EXERCISE REQUIREMENTS ▸ Pick each line that has "Point" out of the records.

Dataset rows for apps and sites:

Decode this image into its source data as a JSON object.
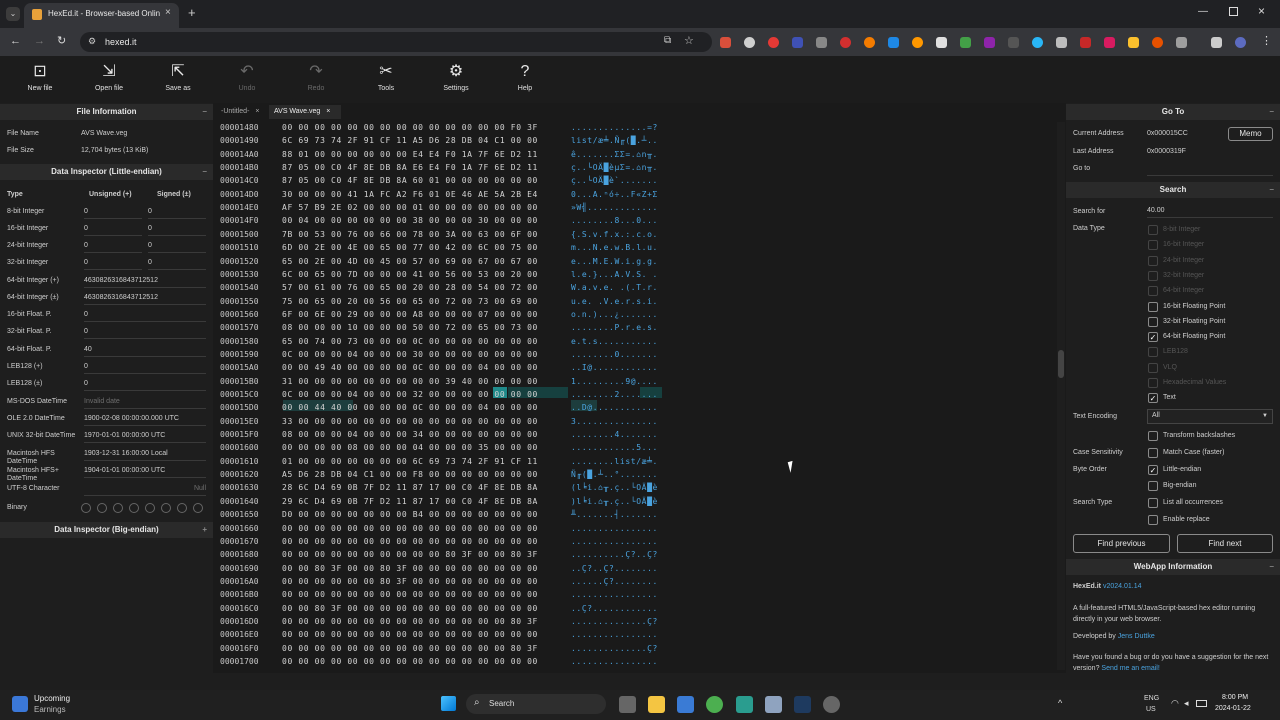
{
  "browser": {
    "tab_title": "HexEd.it - Browser-based Onlin",
    "url": "hexed.it"
  },
  "toolbar": {
    "new_file": "New file",
    "open_file": "Open file",
    "save_as": "Save as",
    "undo": "Undo",
    "redo": "Redo",
    "tools": "Tools",
    "settings": "Settings",
    "help": "Help"
  },
  "file_info": {
    "header": "File Information",
    "name_label": "File Name",
    "name": "AVS Wave.veg",
    "size_label": "File Size",
    "size": "12,704 bytes (13 KiB)"
  },
  "inspector_le": {
    "header": "Data Inspector (Little-endian)",
    "col_type": "Type",
    "col_unsigned": "Unsigned (+)",
    "col_signed": "Signed (±)",
    "rows": [
      {
        "label": "8-bit Integer",
        "u": "0",
        "s": "0"
      },
      {
        "label": "16-bit Integer",
        "u": "0",
        "s": "0"
      },
      {
        "label": "24-bit Integer",
        "u": "0",
        "s": "0"
      },
      {
        "label": "32-bit Integer",
        "u": "0",
        "s": "0"
      },
      {
        "label": "64-bit Integer (+)",
        "v": "4630826316843712512"
      },
      {
        "label": "64-bit Integer (±)",
        "v": "4630826316843712512"
      },
      {
        "label": "16-bit Float. P.",
        "v": "0"
      },
      {
        "label": "32-bit Float. P.",
        "v": "0"
      },
      {
        "label": "64-bit Float. P.",
        "v": "40"
      },
      {
        "label": "LEB128 (+)",
        "v": "0"
      },
      {
        "label": "LEB128 (±)",
        "v": "0"
      },
      {
        "label": "MS-DOS DateTime",
        "v": "Invalid date"
      },
      {
        "label": "OLE 2.0 DateTime",
        "v": "1900-02-08 00:00:00.000 UTC"
      },
      {
        "label": "UNIX 32-bit DateTime",
        "v": "1970-01-01 00:00:00 UTC"
      },
      {
        "label": "Macintosh HFS DateTime",
        "v": "1903-12-31 16:00:00 Local"
      },
      {
        "label": "Macintosh HFS+ DateTime",
        "v": "1904-01-01 00:00:00 UTC"
      },
      {
        "label": "UTF-8 Character",
        "v": "Null"
      },
      {
        "label": "Binary",
        "v": ""
      }
    ]
  },
  "inspector_be": {
    "header": "Data Inspector (Big-endian)"
  },
  "tabs": [
    {
      "label": "-Untitled-"
    },
    {
      "label": "AVS Wave.veg"
    }
  ],
  "hex_rows": [
    {
      "o": "00001480",
      "b": "00 00 00 00 00 00 00 00 00 00 00 00 00 00 F0 3F",
      "a": "..............=?"
    },
    {
      "o": "00001490",
      "b": "6C 69 73 74 2F 91 CF 11 A5 D6 28 DB 04 C1 00 00",
      "a": "list/æ╧.Ñ╓(█.┴.."
    },
    {
      "o": "000014A0",
      "b": "88 01 00 00 00 00 00 00 E4 E4 F0 1A 7F 6E D2 11",
      "a": "ê.......ΣΣ=.⌂n╥."
    },
    {
      "o": "000014B0",
      "b": "87 05 00 C0 4F 8E DB 8A E6 E4 F0 1A 7F 6E D2 11",
      "a": "ç..└OÄ█èµΣ=.⌂n╥."
    },
    {
      "o": "000014C0",
      "b": "87 05 00 C0 4F 8E DB 8A 60 01 00 00 00 00 00 00",
      "a": "ç..└OÄ█è`......."
    },
    {
      "o": "000014D0",
      "b": "30 00 00 00 41 1A FC A2 F6 01 0E 46 AE 5A 2B E4",
      "a": "0...A.ⁿó÷..F«Z+Σ"
    },
    {
      "o": "000014E0",
      "b": "AF 57 B9 2E 02 00 00 00 01 00 00 00 00 00 00 00",
      "a": "»W╣............."
    },
    {
      "o": "000014F0",
      "b": "00 04 00 00 00 00 00 00 38 00 00 00 30 00 00 00",
      "a": "........8...0..."
    },
    {
      "o": "00001500",
      "b": "7B 00 53 00 76 00 66 00 78 00 3A 00 63 00 6F 00",
      "a": "{.S.v.f.x.:.c.o."
    },
    {
      "o": "00001510",
      "b": "6D 00 2E 00 4E 00 65 00 77 00 42 00 6C 00 75 00",
      "a": "m...N.e.w.B.l.u."
    },
    {
      "o": "00001520",
      "b": "65 00 2E 00 4D 00 45 00 57 00 69 00 67 00 67 00",
      "a": "e...M.E.W.i.g.g."
    },
    {
      "o": "00001530",
      "b": "6C 00 65 00 7D 00 00 00 41 00 56 00 53 00 20 00",
      "a": "l.e.}...A.V.S. ."
    },
    {
      "o": "00001540",
      "b": "57 00 61 00 76 00 65 00 20 00 28 00 54 00 72 00",
      "a": "W.a.v.e. .(.T.r."
    },
    {
      "o": "00001550",
      "b": "75 00 65 00 20 00 56 00 65 00 72 00 73 00 69 00",
      "a": "u.e. .V.e.r.s.i."
    },
    {
      "o": "00001560",
      "b": "6F 00 6E 00 29 00 00 00 A8 00 00 00 07 00 00 00",
      "a": "o.n.)...¿......."
    },
    {
      "o": "00001570",
      "b": "08 00 00 00 10 00 00 00 50 00 72 00 65 00 73 00",
      "a": "........P.r.e.s."
    },
    {
      "o": "00001580",
      "b": "65 00 74 00 73 00 00 00 0C 00 00 00 00 00 00 00",
      "a": "e.t.s..........."
    },
    {
      "o": "00001590",
      "b": "0C 00 00 00 04 00 00 00 30 00 00 00 00 00 00 00",
      "a": "........0......."
    },
    {
      "o": "000015A0",
      "b": "00 00 49 40 00 00 00 00 0C 00 00 00 04 00 00 00",
      "a": "..I@............"
    },
    {
      "o": "000015B0",
      "b": "31 00 00 00 00 00 00 00 00 00 39 40 00 00 00 00",
      "a": "1.........9@...."
    },
    {
      "o": "000015C0",
      "b": "0C 00 00 00 04 00 00 00 32 00 00 00 00 00 00 00",
      "a": "........2......."
    },
    {
      "o": "000015D0",
      "b": "00 00 44 40 00 00 00 00 0C 00 00 00 04 00 00 00",
      "a": "..D@............"
    },
    {
      "o": "000015E0",
      "b": "33 00 00 00 00 00 00 00 00 00 00 00 00 00 00 00",
      "a": "3..............."
    },
    {
      "o": "000015F0",
      "b": "08 00 00 00 04 00 00 00 34 00 00 00 00 00 00 00",
      "a": "........4......."
    },
    {
      "o": "00001600",
      "b": "00 00 00 00 08 00 00 00 04 00 00 00 35 00 00 00",
      "a": "............5..."
    },
    {
      "o": "00001610",
      "b": "01 00 00 00 00 00 00 00 6C 69 73 74 2F 91 CF 11",
      "a": "........list/æ╧."
    },
    {
      "o": "00001620",
      "b": "A5 D6 28 DB 04 C1 00 00 F8 00 00 00 00 00 00 00",
      "a": "Ñ╓(█.┴..°......."
    },
    {
      "o": "00001630",
      "b": "28 6C D4 69 0B 7F D2 11 87 17 00 C0 4F 8E DB 8A",
      "a": "(l╘i.⌂╥.ç..└OÄ█è"
    },
    {
      "o": "00001640",
      "b": "29 6C D4 69 0B 7F D2 11 87 17 00 C0 4F 8E DB 8A",
      "a": ")l╘i.⌂╥.ç..└OÄ█è"
    },
    {
      "o": "00001650",
      "b": "D0 00 00 00 00 00 00 00 B4 00 00 00 00 00 00 00",
      "a": "╨.......┤......."
    },
    {
      "o": "00001660",
      "b": "00 00 00 00 00 00 00 00 00 00 00 00 00 00 00 00",
      "a": "................"
    },
    {
      "o": "00001670",
      "b": "00 00 00 00 00 00 00 00 00 00 00 00 00 00 00 00",
      "a": "................"
    },
    {
      "o": "00001680",
      "b": "00 00 00 00 00 00 00 00 00 00 80 3F 00 00 80 3F",
      "a": "..........Ç?..Ç?"
    },
    {
      "o": "00001690",
      "b": "00 00 80 3F 00 00 80 3F 00 00 00 00 00 00 00 00",
      "a": "..Ç?..Ç?........"
    },
    {
      "o": "000016A0",
      "b": "00 00 00 00 00 00 80 3F 00 00 00 00 00 00 00 00",
      "a": "......Ç?........"
    },
    {
      "o": "000016B0",
      "b": "00 00 00 00 00 00 00 00 00 00 00 00 00 00 00 00",
      "a": "................"
    },
    {
      "o": "000016C0",
      "b": "00 00 80 3F 00 00 00 00 00 00 00 00 00 00 00 00",
      "a": "..Ç?............"
    },
    {
      "o": "000016D0",
      "b": "00 00 00 00 00 00 00 00 00 00 00 00 00 00 80 3F",
      "a": "..............Ç?"
    },
    {
      "o": "000016E0",
      "b": "00 00 00 00 00 00 00 00 00 00 00 00 00 00 00 00",
      "a": "................"
    },
    {
      "o": "000016F0",
      "b": "00 00 00 00 00 00 00 00 00 00 00 00 00 00 80 3F",
      "a": "..............Ç?"
    },
    {
      "o": "00001700",
      "b": "00 00 00 00 00 00 00 00 00 00 00 00 00 00 00 00",
      "a": "................"
    }
  ],
  "goto": {
    "header": "Go To",
    "current_label": "Current Address",
    "current": "0x000015CC",
    "memo": "Memo",
    "last_label": "Last Address",
    "last": "0x0000319F",
    "goto_label": "Go to"
  },
  "search": {
    "header": "Search",
    "for_label": "Search for",
    "value": "40.00",
    "type_label": "Data Type",
    "types": [
      {
        "label": "8-bit Integer",
        "enabled": false,
        "checked": false
      },
      {
        "label": "16-bit Integer",
        "enabled": false,
        "checked": false
      },
      {
        "label": "24-bit Integer",
        "enabled": false,
        "checked": false
      },
      {
        "label": "32-bit Integer",
        "enabled": false,
        "checked": false
      },
      {
        "label": "64-bit Integer",
        "enabled": false,
        "checked": false
      },
      {
        "label": "16-bit Floating Point",
        "enabled": true,
        "checked": false
      },
      {
        "label": "32-bit Floating Point",
        "enabled": true,
        "checked": false
      },
      {
        "label": "64-bit Floating Point",
        "enabled": true,
        "checked": true
      },
      {
        "label": "LEB128",
        "enabled": false,
        "checked": false
      },
      {
        "label": "VLQ",
        "enabled": false,
        "checked": false
      },
      {
        "label": "Hexadecimal Values",
        "enabled": false,
        "checked": false
      },
      {
        "label": "Text",
        "enabled": true,
        "checked": true
      }
    ],
    "encoding_label": "Text Encoding",
    "encoding": "All",
    "transform": "Transform backslashes",
    "case_label": "Case Sensitivity",
    "match_case": "Match Case (faster)",
    "order_label": "Byte Order",
    "little": "Little-endian",
    "big": "Big-endian",
    "stype_label": "Search Type",
    "list_all": "List all occurrences",
    "enable_replace": "Enable replace",
    "find_prev": "Find previous",
    "find_next": "Find next"
  },
  "webapp": {
    "header": "WebApp Information",
    "name": "HexEd.it",
    "version": "v2024.01.14",
    "desc": "A full-featured HTML5/JavaScript-based hex editor running directly in your web browser.",
    "dev_label": "Developed by",
    "dev": "Jens Duttke",
    "bug": "Have you found a bug or do you have a suggestion for the next version?",
    "bug_link": "Send me an email!"
  },
  "taskbar": {
    "weather_title": "Upcoming",
    "weather_sub": "Earnings",
    "search": "Search",
    "lang1": "ENG",
    "lang2": "US",
    "time": "8:00 PM",
    "date": "2024-01-22"
  }
}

RESPONSE TO THE TASK ▸
        "label": "16-bit Floating Point",
        "label": "32-bit Floating Point",
        "label": "64-bit Floating Point",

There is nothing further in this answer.